Generally, our knowledge about gut health, and our microbiome, is on the increase. People are now savvier about making it a health priority. But your gut isn’t the only organ that requires some attention.
In 2008, the Human Microbiome Project confirmed that our skin also has it’s own ecology and set about learning how to care for it. They found that feeding and nurturing your skin's microbes is essential in achieving optimal skin health, as they protect our skin, help it perform its basic functions and prevent premature ageing. Stripping and abrasive antibacterial products commonly used today as part of our daily skincare regimens can damage this ecology by killing both the good and the bad bacteria. When, in actuality, we really need to preserve the good. Oddly enough it seems that there is such a thing as being too clean!
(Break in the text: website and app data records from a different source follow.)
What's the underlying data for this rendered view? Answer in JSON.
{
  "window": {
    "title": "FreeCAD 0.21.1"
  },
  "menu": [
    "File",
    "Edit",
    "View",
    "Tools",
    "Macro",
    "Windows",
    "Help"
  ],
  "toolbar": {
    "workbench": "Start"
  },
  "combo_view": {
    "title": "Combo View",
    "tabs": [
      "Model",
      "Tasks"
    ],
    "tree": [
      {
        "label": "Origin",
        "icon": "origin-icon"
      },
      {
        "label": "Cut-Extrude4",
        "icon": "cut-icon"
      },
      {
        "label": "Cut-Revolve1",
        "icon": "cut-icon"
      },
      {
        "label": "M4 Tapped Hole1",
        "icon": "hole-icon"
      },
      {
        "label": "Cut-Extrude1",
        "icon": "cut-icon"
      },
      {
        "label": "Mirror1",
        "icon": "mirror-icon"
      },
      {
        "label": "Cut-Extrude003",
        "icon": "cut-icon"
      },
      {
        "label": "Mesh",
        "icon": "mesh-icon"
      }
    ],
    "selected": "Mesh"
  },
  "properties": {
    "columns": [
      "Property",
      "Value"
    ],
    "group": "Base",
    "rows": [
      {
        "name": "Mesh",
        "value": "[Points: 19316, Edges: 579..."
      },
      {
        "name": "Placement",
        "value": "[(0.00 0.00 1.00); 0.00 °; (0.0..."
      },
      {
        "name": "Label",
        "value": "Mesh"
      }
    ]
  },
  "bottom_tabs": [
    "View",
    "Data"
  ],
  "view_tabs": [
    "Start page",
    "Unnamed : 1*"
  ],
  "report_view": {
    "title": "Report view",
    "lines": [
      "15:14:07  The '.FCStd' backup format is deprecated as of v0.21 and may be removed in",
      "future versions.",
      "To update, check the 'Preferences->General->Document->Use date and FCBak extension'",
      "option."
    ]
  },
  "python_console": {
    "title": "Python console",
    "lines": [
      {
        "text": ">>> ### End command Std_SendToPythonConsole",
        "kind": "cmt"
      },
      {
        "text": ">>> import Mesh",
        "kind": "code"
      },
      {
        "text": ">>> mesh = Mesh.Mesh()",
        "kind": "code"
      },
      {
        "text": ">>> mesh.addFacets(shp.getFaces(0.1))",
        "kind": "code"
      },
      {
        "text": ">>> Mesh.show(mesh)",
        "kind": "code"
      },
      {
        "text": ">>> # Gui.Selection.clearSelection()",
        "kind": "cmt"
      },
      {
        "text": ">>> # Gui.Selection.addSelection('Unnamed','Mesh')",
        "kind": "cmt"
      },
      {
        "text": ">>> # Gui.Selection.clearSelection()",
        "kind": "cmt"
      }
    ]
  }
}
A quick and easy way to help the ecology of your skin would be to only cleanse your face once a day, I like to do so in the evening but that is a personal choice.
I like to think of microbes as your skin’s built-in army, on the front line of your defence system. These microbes support the structure of your skin, block invading pathogens, and keep moisture locked in. They do this through several functions. One of the ways is through competitive exclusion, the good microbes form a shield on the surface of the skin and eat all the nourishment available. This is to build up strength so there is no space, or food, for the bad bacteria to grow.
Probiotics are the live bacteria or microorganisms that benefit our body when consumed or applied. In terms of your skin, probiotics help to increase the bonds between the skin’s individual cells, thus strengthening its barrier and keeping moisture locked in. When you strengthen these bindings it also helps to alter, and improve, the look and feel of the skin, making it appear more hydrated and plump.
Hydration is not the only benefit you may see from protecting and feeding your microbiome. It really helps to improve your skin’s barrier function by lessening its immune response. An impaired skin barrier is more inflammatory and easily stimulated but this combats that. When your skin is really strong and happy it’s less reactive and more resilient.
Similarly, to your gut, microbial diversity is achievable through the use of pre and probiotics but rather than taking a morning supplement, we can use these topically. There are only a few brands worldwide that use live probiotics in their products. Doing a course using these products can feed the good bacteria and strengthen your own microbiome. To avoid your skin becoming reliant on these products instead of creating its own defence system, we would suggest using a live probiotic serum for a couple of months once or twice a year. It is really helpful to provide food for those good bacteria soldiers!